Given the following tag handler defined with <bodycontent>JSP</bodycontent>
public class body extends BodyTagSupport {
public int doAfterBody() throws JspException {
try { pageContext.getOut().print("how are you?"); }catch(IOException e) {}
return SKIP_BODY;
}
}
what will be printed out by the following part of a jsp page?
<prefix:sufix>
<i>Hello</i>
</prefix:sufix>
1) The tag handler won't compile.
2) The jsp page will print Hello how are you?
3) The jsp page will print how are you? Hello
4) The jsp page will print Hello
There is no listed correct answer here.
The jsp page will print nothing.
"Hello" is the body content here, if you want to print it, you will need to use getBodyContent().writeOut(getPreviousOut()); to write the content.
The pageContext.getOut() here is still the JSPWriter object for the tag. But because
it is buffered in BodyTagSupport by default, it will print to it's own JSPWriter, but not the out JSPWriter of the page. You cannot see anything print out here.
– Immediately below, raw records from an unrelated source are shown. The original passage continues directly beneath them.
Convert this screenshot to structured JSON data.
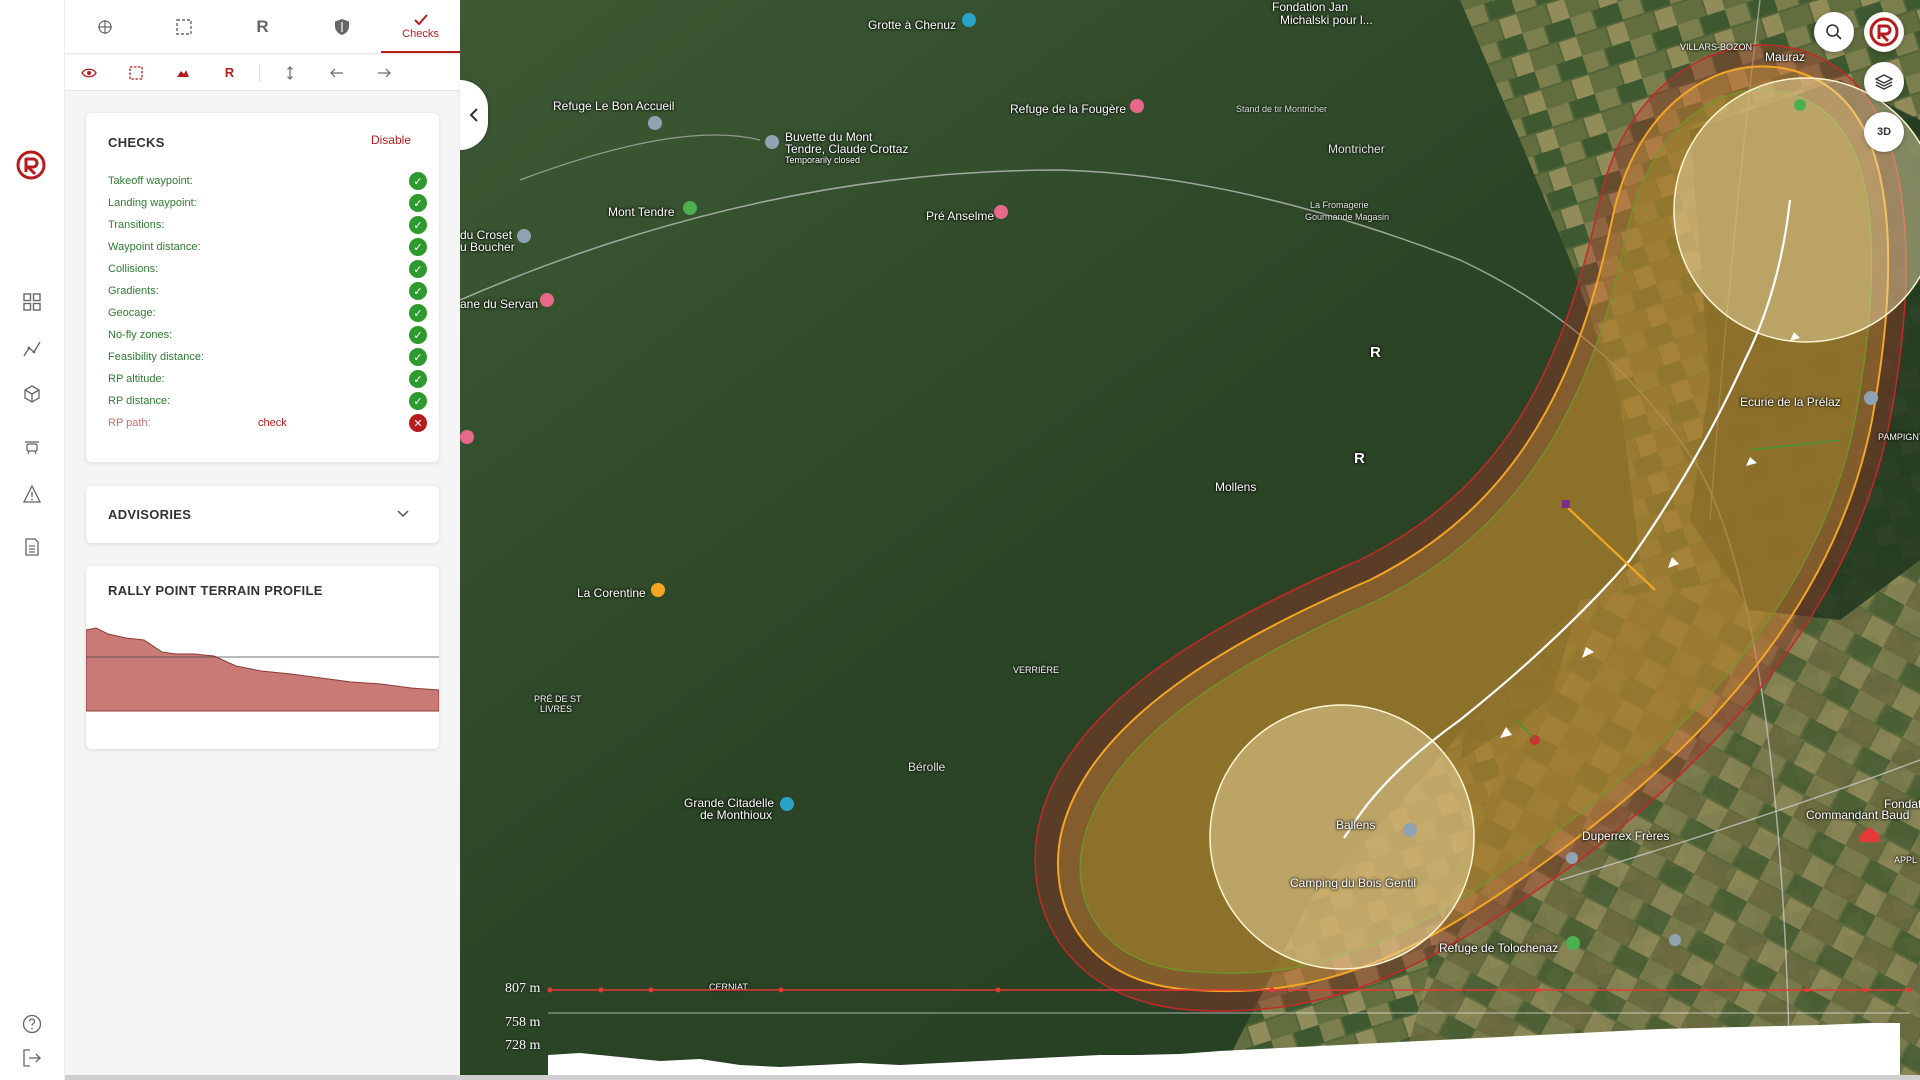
{
  "tabs": [
    {
      "icon": "crosshair-icon",
      "label": ""
    },
    {
      "icon": "selection-icon",
      "label": ""
    },
    {
      "icon": "rally-point-icon",
      "label": "R"
    },
    {
      "icon": "shield-icon",
      "label": ""
    },
    {
      "icon": "check-icon",
      "label": "Checks"
    }
  ],
  "subtoolbar": {
    "rally_label": "R"
  },
  "checks": {
    "title": "CHECKS",
    "disable_label": "Disable",
    "rows": [
      {
        "label": "Takeoff waypoint:",
        "status": "ok",
        "link": ""
      },
      {
        "label": "Landing waypoint:",
        "status": "ok",
        "link": ""
      },
      {
        "label": "Transitions:",
        "status": "ok",
        "link": ""
      },
      {
        "label": "Waypoint distance:",
        "status": "ok",
        "link": ""
      },
      {
        "label": "Collisions:",
        "status": "ok",
        "link": ""
      },
      {
        "label": "Gradients:",
        "status": "ok",
        "link": ""
      },
      {
        "label": "Geocage:",
        "status": "ok",
        "link": ""
      },
      {
        "label": "No-fly zones:",
        "status": "ok",
        "link": ""
      },
      {
        "label": "Feasibility distance:",
        "status": "ok",
        "link": ""
      },
      {
        "label": "RP altitude:",
        "status": "ok",
        "link": ""
      },
      {
        "label": "RP distance:",
        "status": "ok",
        "link": ""
      },
      {
        "label": "RP path:",
        "status": "fail",
        "link": "check"
      }
    ]
  },
  "advisories": {
    "title": "ADVISORIES"
  },
  "rally_profile": {
    "title": "RALLY POINT TERRAIN PROFILE"
  },
  "map": {
    "labels": [
      "Grotte à Chenuz",
      "Fondation Jan",
      "Michalski pour l...",
      "VILLARS-BOZON",
      "Mauraz",
      "Refuge Le Bon Accueil",
      "Buvette du Mont",
      "Tendre, Claude Crottaz",
      "Temporarily closed",
      "Refuge de la Fougère",
      "Stand de tir Montricher",
      "Montricher",
      "La Fromagerie",
      "Gourmande Magasin",
      "Mont Tendre",
      "Pré Anselme",
      "du Croset",
      "u Boucher",
      "ane du Servan",
      "Ecurie de la Prélaz",
      "PAMPIGNY",
      "Mollens",
      "La Corentine",
      "VERRIÈRE",
      "PRÉ DE ST",
      "LIVRES",
      "Bérolle",
      "Grande Citadelle",
      "de Monthioux",
      "Ballens",
      "Duperrex Frères",
      "Camping du Bois Gentil",
      "Fondation",
      "Commandant Baud",
      "Refuge de Tolochenaz",
      "CERNIAT",
      "APPL"
    ],
    "rally_markers": [
      "R",
      "R"
    ],
    "three_d_label": "3D"
  },
  "elevation": {
    "top_label": "807 m",
    "mid_label": "758 m",
    "low_label": "728 m"
  },
  "colors": {
    "accent": "#b71c1c",
    "ok": "#2e9a2e",
    "buffer_red": "#c62828",
    "buffer_orange": "#f5a623",
    "geocage_green": "#6a9a2a"
  }
}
If we overwrite the doStartTag() here and return as EVAL_BODY_INCLUDE. It will not call setBodyContent adn doInitBody() then. The process will just like the TagSupport(), all print are to the JSPWriter of the page directly.
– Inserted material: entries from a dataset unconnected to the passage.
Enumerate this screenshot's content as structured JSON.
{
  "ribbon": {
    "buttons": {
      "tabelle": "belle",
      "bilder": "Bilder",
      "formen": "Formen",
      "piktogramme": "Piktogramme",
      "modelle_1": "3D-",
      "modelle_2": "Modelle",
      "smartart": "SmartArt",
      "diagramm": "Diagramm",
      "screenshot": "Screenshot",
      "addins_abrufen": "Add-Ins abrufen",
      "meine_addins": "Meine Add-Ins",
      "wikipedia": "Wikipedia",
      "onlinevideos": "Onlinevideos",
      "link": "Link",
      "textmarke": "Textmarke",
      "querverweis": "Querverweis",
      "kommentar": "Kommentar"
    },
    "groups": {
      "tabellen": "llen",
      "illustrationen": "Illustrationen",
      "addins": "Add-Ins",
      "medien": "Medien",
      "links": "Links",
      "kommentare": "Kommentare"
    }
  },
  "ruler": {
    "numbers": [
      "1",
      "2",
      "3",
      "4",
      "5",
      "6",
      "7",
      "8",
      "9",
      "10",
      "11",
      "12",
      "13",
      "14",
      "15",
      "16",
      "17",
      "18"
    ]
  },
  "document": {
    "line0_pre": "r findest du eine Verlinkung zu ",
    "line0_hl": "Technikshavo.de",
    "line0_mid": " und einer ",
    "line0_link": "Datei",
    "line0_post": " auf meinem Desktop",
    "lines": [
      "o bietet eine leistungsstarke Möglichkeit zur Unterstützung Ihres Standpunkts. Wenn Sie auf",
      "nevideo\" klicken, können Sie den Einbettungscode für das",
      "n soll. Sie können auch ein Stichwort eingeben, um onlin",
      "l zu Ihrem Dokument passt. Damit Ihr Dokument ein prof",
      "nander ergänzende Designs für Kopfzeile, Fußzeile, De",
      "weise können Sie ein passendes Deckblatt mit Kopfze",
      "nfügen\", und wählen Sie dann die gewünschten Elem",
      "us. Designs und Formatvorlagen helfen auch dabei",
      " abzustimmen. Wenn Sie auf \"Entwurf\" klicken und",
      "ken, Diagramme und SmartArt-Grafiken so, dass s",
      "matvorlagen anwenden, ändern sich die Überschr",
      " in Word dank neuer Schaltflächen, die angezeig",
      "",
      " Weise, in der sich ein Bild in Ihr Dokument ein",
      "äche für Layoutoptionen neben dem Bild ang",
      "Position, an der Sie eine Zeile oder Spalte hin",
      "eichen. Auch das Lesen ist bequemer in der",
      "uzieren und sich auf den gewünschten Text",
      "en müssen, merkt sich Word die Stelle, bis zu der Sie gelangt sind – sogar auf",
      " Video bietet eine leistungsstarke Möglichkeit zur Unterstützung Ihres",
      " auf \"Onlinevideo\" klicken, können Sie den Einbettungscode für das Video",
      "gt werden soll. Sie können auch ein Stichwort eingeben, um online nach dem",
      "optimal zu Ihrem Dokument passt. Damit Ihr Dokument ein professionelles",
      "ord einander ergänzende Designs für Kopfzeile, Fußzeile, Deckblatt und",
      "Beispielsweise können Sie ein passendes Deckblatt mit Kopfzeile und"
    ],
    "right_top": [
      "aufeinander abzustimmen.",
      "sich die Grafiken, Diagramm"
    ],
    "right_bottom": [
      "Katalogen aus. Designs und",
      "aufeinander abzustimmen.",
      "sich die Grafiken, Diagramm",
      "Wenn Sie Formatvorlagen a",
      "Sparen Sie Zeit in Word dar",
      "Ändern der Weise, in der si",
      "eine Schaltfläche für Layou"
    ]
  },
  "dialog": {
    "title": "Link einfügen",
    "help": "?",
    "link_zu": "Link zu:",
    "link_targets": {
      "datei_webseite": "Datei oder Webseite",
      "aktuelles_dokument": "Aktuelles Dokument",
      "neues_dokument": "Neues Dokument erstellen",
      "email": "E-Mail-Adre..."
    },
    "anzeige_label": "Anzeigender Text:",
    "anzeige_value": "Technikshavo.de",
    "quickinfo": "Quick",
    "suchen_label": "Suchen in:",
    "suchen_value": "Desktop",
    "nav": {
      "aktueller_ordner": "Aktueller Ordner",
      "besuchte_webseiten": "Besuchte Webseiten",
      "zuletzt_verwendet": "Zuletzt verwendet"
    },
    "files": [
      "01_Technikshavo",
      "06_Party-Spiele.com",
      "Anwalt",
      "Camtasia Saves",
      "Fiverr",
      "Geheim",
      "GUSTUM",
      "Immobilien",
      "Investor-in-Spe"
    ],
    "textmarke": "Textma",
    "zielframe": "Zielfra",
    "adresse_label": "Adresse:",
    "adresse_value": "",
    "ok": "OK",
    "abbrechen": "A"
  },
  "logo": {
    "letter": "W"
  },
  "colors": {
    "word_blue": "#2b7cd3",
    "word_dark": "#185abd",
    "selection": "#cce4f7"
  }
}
Here will print
Hello, How are you?
Question No 24, 25, 26 are good examples for how the output will looks like for custom Tag implemention.
For question no 25
Given the following tag handler defined with <bodycontent>JSP</bodycontent>
public class body extends TagSupport {
public int doStartTag() throws JspException{
return EVAL_BODY_INCLUDE;
}
public int doAfterBody() throws JspException {
try { pageContext.getOut().print("how are you?"); }catch(IOException e) {}
return SKIP_BODY;
}
}
what will be printed out by the following part of a jsp page?
<prefix:sufix>
<i>Hello</i>
</prefix:sufix>
1) The tag handler won't compile.
2) The jsp page will print Hello how are you?
3) The jsp page will print how are you? Hello
4) The jsp page will print Hello
I am quite sure the correct is Hello how are you?
No 2. not No 4 in the answer sheet.
You can sure print using pageContext.getOut() from doAfterBdoy in a TagSupport.
Note that TagSupport doesn't provide bodyContent object because it is defined in BodyTag interface which is implemented in BodyTagSupport
about question 3:
Yes,
it equals to
<%
java.lang.String name = new java.lang.String();
out.println(name);
%>
The name is initilized as an empty String.
So it compile OK and print nothing.

about question 13:
<jsp arams> is child tag of <jsp lugin ...>
So the answer 3 is correct.